_Task directions_: Lines with the string "true" in the data below: report how many there are, and write nothing but the number.

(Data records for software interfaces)
"""
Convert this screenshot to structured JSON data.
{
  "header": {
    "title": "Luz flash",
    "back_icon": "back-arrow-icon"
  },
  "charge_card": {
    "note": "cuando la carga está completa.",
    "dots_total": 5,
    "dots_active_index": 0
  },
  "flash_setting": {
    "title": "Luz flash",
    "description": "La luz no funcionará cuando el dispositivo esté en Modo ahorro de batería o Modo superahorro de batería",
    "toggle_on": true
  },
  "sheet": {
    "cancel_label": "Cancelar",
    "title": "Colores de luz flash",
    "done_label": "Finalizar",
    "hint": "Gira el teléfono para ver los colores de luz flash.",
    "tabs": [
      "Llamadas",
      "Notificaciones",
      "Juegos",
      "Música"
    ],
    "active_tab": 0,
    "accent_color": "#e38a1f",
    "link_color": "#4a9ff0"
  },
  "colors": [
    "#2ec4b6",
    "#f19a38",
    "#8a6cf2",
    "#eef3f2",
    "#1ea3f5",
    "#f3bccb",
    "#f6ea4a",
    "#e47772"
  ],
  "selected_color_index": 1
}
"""
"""
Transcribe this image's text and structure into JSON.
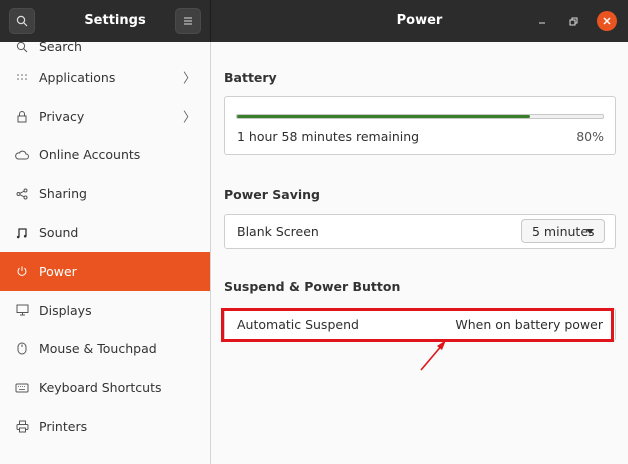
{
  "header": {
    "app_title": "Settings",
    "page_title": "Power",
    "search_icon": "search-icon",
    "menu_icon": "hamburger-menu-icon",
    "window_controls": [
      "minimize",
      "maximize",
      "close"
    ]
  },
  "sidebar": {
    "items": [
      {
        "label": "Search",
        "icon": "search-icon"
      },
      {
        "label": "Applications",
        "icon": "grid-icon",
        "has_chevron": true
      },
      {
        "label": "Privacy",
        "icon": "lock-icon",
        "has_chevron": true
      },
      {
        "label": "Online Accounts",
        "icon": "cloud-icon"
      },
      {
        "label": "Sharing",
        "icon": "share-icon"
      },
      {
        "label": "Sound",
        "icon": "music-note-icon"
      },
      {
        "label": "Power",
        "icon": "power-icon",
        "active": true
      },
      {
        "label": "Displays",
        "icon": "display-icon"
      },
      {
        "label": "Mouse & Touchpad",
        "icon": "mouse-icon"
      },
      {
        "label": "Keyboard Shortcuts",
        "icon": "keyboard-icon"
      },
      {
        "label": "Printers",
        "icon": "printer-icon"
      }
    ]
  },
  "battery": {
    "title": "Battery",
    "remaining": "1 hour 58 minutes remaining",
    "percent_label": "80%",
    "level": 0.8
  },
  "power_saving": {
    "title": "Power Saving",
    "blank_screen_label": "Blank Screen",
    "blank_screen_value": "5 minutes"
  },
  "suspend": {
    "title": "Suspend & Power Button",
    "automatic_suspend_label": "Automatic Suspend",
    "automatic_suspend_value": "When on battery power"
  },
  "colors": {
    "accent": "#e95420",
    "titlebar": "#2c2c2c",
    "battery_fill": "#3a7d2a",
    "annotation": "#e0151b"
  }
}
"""
_Result below_: 4